Absolutely! That’s why I wanted to make this film. Some people may think we treat animals better than human beings, that, in fact, we treat them too well. The first part may be true, but the second part isn’t. What if we treated people with the same patience, care, good humour and acceptance that we show to our four-legged friends? Caring can make the difference between a life of joy and security and one of sadness and neglect.
Was it important to tell this story through the medium of animation?
Animation is the perfect medium to tell this story. It makes the experience of the human and the dog more universal. Animation allows you to come closer to a subject, oddly, because it is at a slight distance. You don’t necessarily have personal memories associated with what or who you are seeing, which allows everybody into the story. It’s not this dog and that man, it’s the world of the possible.
The animation and style in Old Dog are very simple—the line drawings and small motions mirror the vulnerability of the subjects without being overly sentimental. As expressive as Henry the dog may be, his human owner doesn’t even have a face. There’s nothing to distract you from the essence of what it is to be living: a small gesture, a motion, a touch, a tender act of cross-species caring. Animation helps us understand the unbearable lightness of being.

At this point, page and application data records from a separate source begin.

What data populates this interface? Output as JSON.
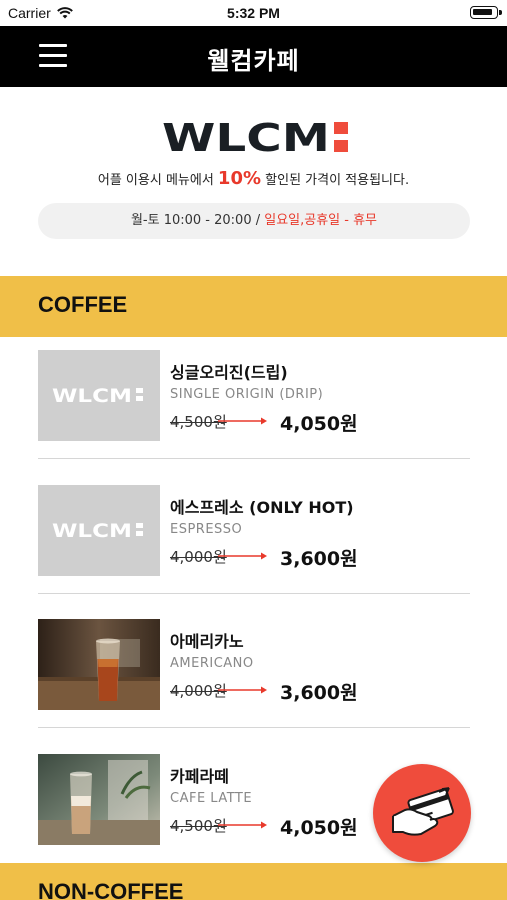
{
  "status_bar": {
    "carrier": "Carrier",
    "time": "5:32 PM"
  },
  "nav": {
    "title": "웰컴카페",
    "menu_icon": "hamburger-menu-icon"
  },
  "hero": {
    "logo_text": "WLCM:",
    "discount_prefix": "어플 이용시 메뉴에서 ",
    "discount_percent": "10%",
    "discount_suffix": " 할인된 가격이 적용됩니다.",
    "hours_open": "월-토 10:00 - 20:00 / ",
    "hours_closed": "일요일,공휴일 - 휴무"
  },
  "sections": [
    {
      "title": "COFFEE",
      "items": [
        {
          "name": "싱글오리진(드립)",
          "english": "SINGLE ORIGIN (DRIP)",
          "original_price": "4,500원",
          "sale_price": "4,050원",
          "image": "placeholder-logo"
        },
        {
          "name": "에스프레소 (ONLY HOT)",
          "english": "ESPRESSO",
          "original_price": "4,000원",
          "sale_price": "3,600원",
          "image": "placeholder-logo"
        },
        {
          "name": "아메리카노",
          "english": "AMERICANO",
          "original_price": "4,000원",
          "sale_price": "3,600원",
          "image": "iced-americano-photo"
        },
        {
          "name": "카페라떼",
          "english": "CAFE LATTE",
          "original_price": "4,500원",
          "sale_price": "4,050원",
          "image": "cafe-latte-photo"
        }
      ]
    },
    {
      "title": "NON-COFFEE",
      "items": []
    }
  ],
  "placeholder_logo_text": "WLCM:",
  "fab": {
    "icon": "card-payment-icon"
  },
  "colors": {
    "accent_yellow": "#f0bf48",
    "accent_red": "#e8392b",
    "nav_black": "#000000"
  }
}
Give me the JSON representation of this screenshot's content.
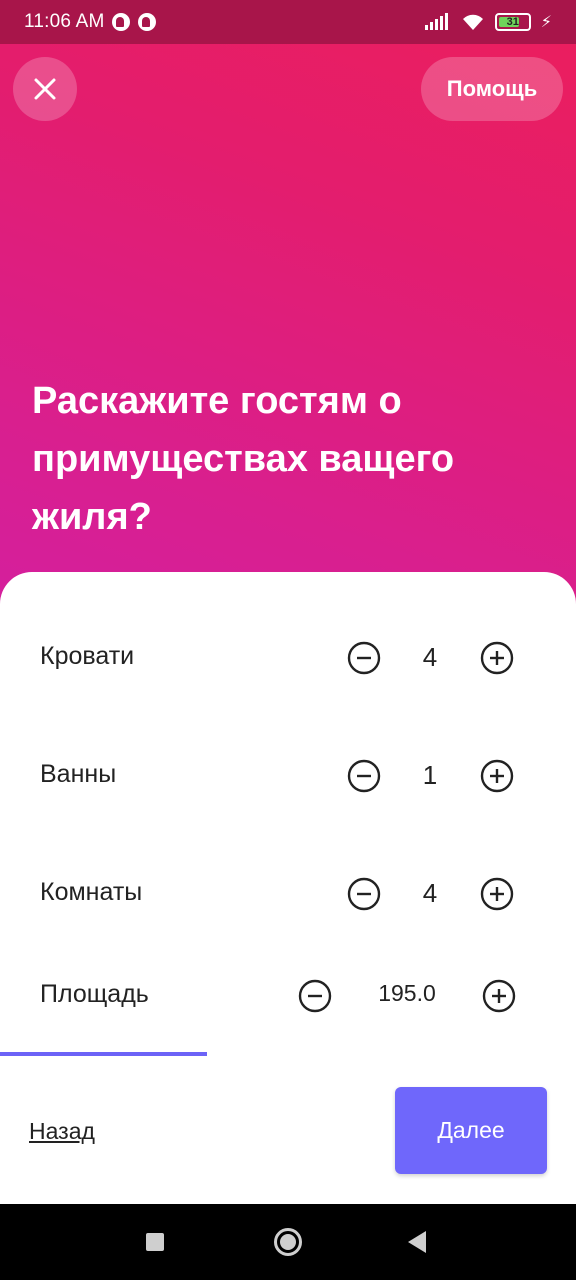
{
  "status_bar": {
    "time": "11:06 AM",
    "battery": "31"
  },
  "header": {
    "close_icon": "close-icon",
    "help_label": "Помощь"
  },
  "title": "Раскажите гостям о примуществах ващего жиля?",
  "counters": [
    {
      "label": "Кровати",
      "value": "4"
    },
    {
      "label": "Ванны",
      "value": "1"
    },
    {
      "label": "Комнаты",
      "value": "4"
    },
    {
      "label": "Площадь",
      "value": "195.0"
    }
  ],
  "progress": 0.36,
  "footer": {
    "back_label": "Назад",
    "next_label": "Далее"
  },
  "colors": {
    "accent": "#6f67fb",
    "gradient_top": "#ec1e5c",
    "gradient_bottom": "#d41f9e"
  }
}
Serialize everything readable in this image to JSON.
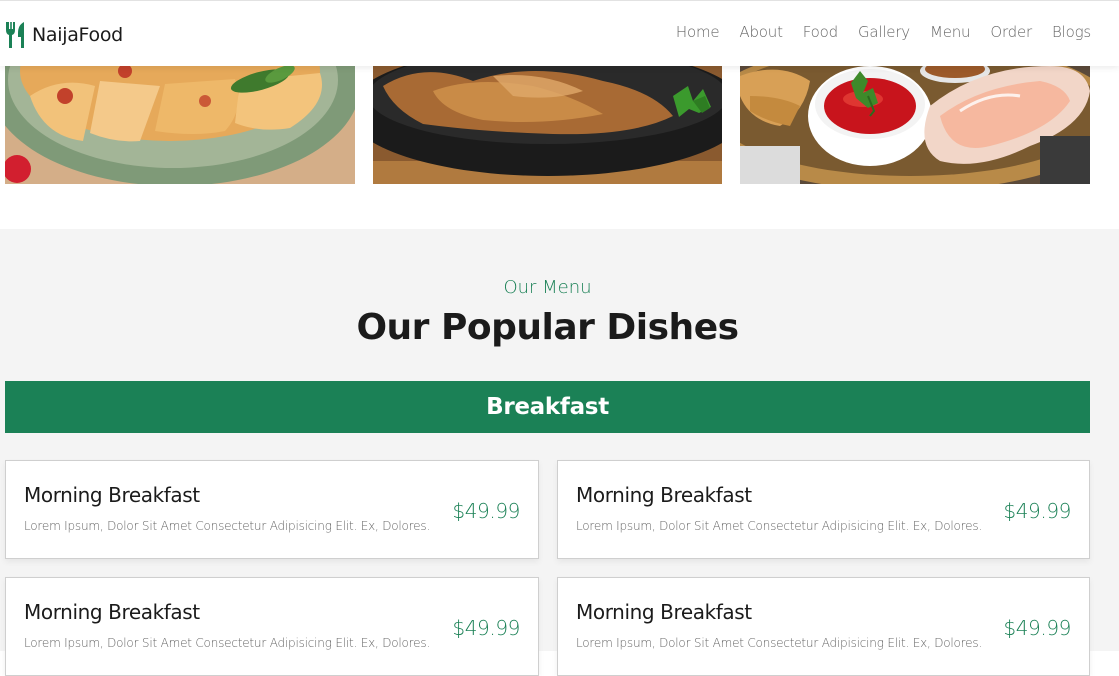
{
  "brand": {
    "name": "NaijaFood",
    "icon": "utensils-icon",
    "accent_color": "#1b8156"
  },
  "nav": {
    "items": [
      "Home",
      "About",
      "Food",
      "Gallery",
      "Menu",
      "Order",
      "Blogs"
    ]
  },
  "gallery": {
    "images": [
      "pizza-photo",
      "roast-chicken-photo",
      "spring-rolls-photo"
    ]
  },
  "menu": {
    "subtitle": "Our Menu",
    "title": "Our Popular Dishes",
    "category": "Breakfast",
    "dishes": [
      {
        "name": "Morning Breakfast",
        "description": "Lorem Ipsum, Dolor Sit Amet Consectetur Adipisicing Elit. Ex, Dolores.",
        "price": "$49.99"
      },
      {
        "name": "Morning Breakfast",
        "description": "Lorem Ipsum, Dolor Sit Amet Consectetur Adipisicing Elit. Ex, Dolores.",
        "price": "$49.99"
      },
      {
        "name": "Morning Breakfast",
        "description": "Lorem Ipsum, Dolor Sit Amet Consectetur Adipisicing Elit. Ex, Dolores.",
        "price": "$49.99"
      },
      {
        "name": "Morning Breakfast",
        "description": "Lorem Ipsum, Dolor Sit Amet Consectetur Adipisicing Elit. Ex, Dolores.",
        "price": "$49.99"
      }
    ]
  }
}
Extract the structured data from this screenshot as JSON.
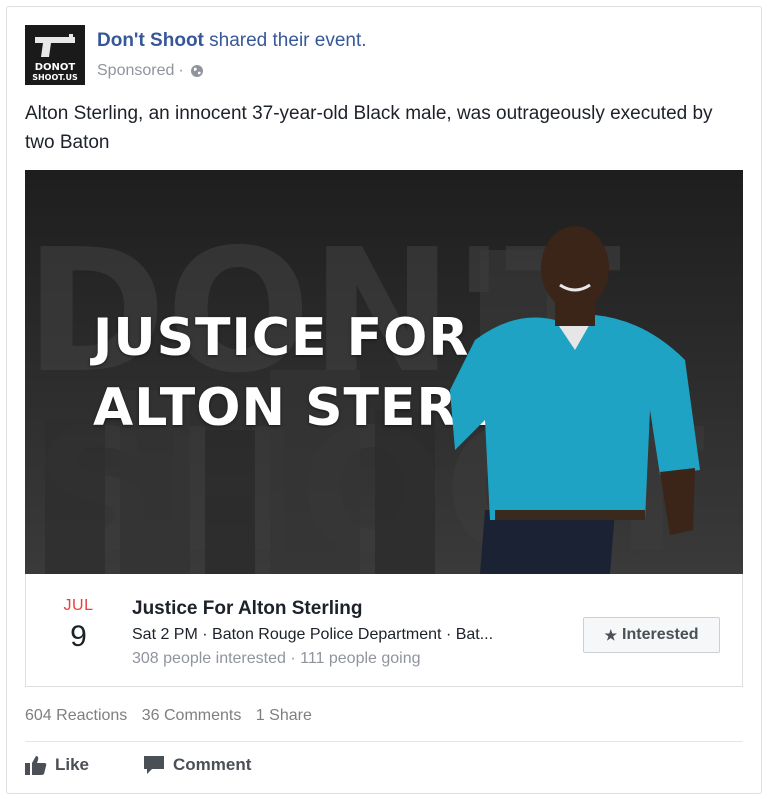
{
  "post": {
    "page_name": "Don't Shoot",
    "shared_text": "shared their event.",
    "sponsored": "Sponsored",
    "dot": "·",
    "avatar_line1": "DONOT",
    "avatar_line2": "SHOOT.US",
    "body": "Alton Sterling, an innocent 37-year-old Black male, was outrageously executed by two Baton"
  },
  "event_image": {
    "line1": "JUSTICE FOR",
    "line2": "ALTON STERLING"
  },
  "event": {
    "month": "JUL",
    "day": "9",
    "title": "Justice For Alton Sterling",
    "details": "Sat 2 PM · Baton Rouge Police Department · Bat...",
    "stats": "308 people interested · 111 people going",
    "interested_label": "Interested"
  },
  "engagement": {
    "reactions": "604 Reactions",
    "comments": "36 Comments",
    "shares": "1 Share"
  },
  "actions": {
    "like": "Like",
    "comment": "Comment"
  },
  "colors": {
    "link_blue": "#365899",
    "month_red": "#e9403f",
    "muted": "#90949c",
    "shirt_teal": "#1fa3c4"
  }
}
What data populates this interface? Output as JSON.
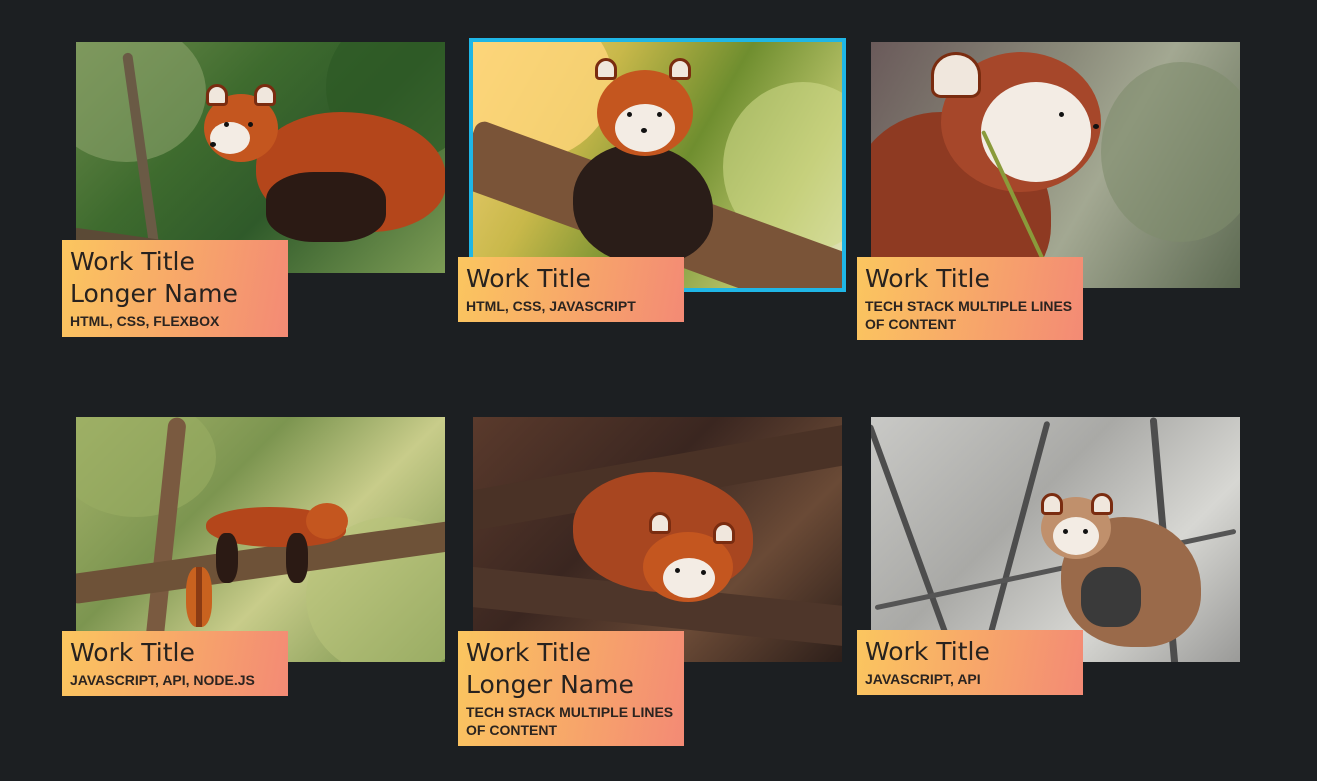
{
  "works": [
    {
      "title_line1": "Work Title",
      "title_line2": "Longer Name",
      "stack_line1": "HTML, CSS, FLEXBOX",
      "stack_line2": "",
      "image_icon": "red-panda-on-branch-photo",
      "focused": false
    },
    {
      "title_line1": "Work Title",
      "title_line2": "",
      "stack_line1": "HTML, CSS, JAVASCRIPT",
      "stack_line2": "",
      "image_icon": "red-panda-waving-photo",
      "focused": true
    },
    {
      "title_line1": "Work Title",
      "title_line2": "",
      "stack_line1": "TECH STACK MULTIPLE LINES",
      "stack_line2": "OF CONTENT",
      "image_icon": "red-panda-eating-bamboo-photo",
      "focused": false
    },
    {
      "title_line1": "Work Title",
      "title_line2": "",
      "stack_line1": "JAVASCRIPT, API, NODE.JS",
      "stack_line2": "",
      "image_icon": "red-panda-sleeping-on-tree-photo",
      "focused": false
    },
    {
      "title_line1": "Work Title",
      "title_line2": "Longer Name",
      "stack_line1": "TECH STACK MULTIPLE LINES",
      "stack_line2": "OF CONTENT",
      "image_icon": "red-panda-curled-in-logs-photo",
      "focused": false
    },
    {
      "title_line1": "Work Title",
      "title_line2": "",
      "stack_line1": "JAVASCRIPT, API",
      "stack_line2": "",
      "image_icon": "red-panda-in-bare-tree-photo",
      "focused": false
    }
  ],
  "colors": {
    "page_bg": "#1c1f22",
    "label_gradient_start": "#fbc65f",
    "label_gradient_end": "#f38a75",
    "focus_ring": "#1fb6e6"
  }
}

Did you draw from your own experiences caring for elderly parents and/or other family members when you were making the film?
My parents are in the UK and I don’t get to see them that often. My father suffers from Alzheimer’s and a variety of different age-related ailments. My mother is his caregiver. I was on my way there when the [COVID-19] lockdown happened, right after finishing this film.
I am at the age where a lot of my friends are dealing with aging parents, in different capacities. Few, if any, people have their parents living with them. Although my namesake, the other Ann-Marie Fleming, does.
The film is a gentle reminder of how important the smallest acts of caring can be, but also about the importance of independence and dignity. Do you think learning to care for animals makes it easier to care for people?
Yes! Ann-Marie Fleming talks about how caring for her elderly dogs has made her a better person. Once you see the similarities in our common life experiences, it is easier to be gentler with other humans and also ourselves.
The great thing about dogs is they live in the present. Caring for them is really caring for ourselves. And that is a great metaphor to help us through difficult times of dealing with people.
What can dogs teach humans about empathy, love and compassion?
As I said, dogs live in the present and they show their joy so easily. Every day is a new day. They are such a mirror to the way you are feeling, through the way they are treated. Eckhart Tolle has a book called Guardians of Being: Spiritual Teachings from Our Dogs and Cats. Honestly, we may not be ready for it, but the lesson is there.
The National Film Board of Canada presents
Written and Directed by
Ann Marie Fleming
Composer and Sound Designer
Nicolas Ayerbe Barona
Katja De Bock
Executive Producer, BC & Yukon Studio
Inspired by the other Ann-Marie Fleming and the work she does making life better for senior dogs and their humans.
Special thanks to:
Gil Madsen-Lefebvre, Erik Whittaker
Lily, Winnie, Bamboo, Flip and Moune
©2020 National Film Board of Canada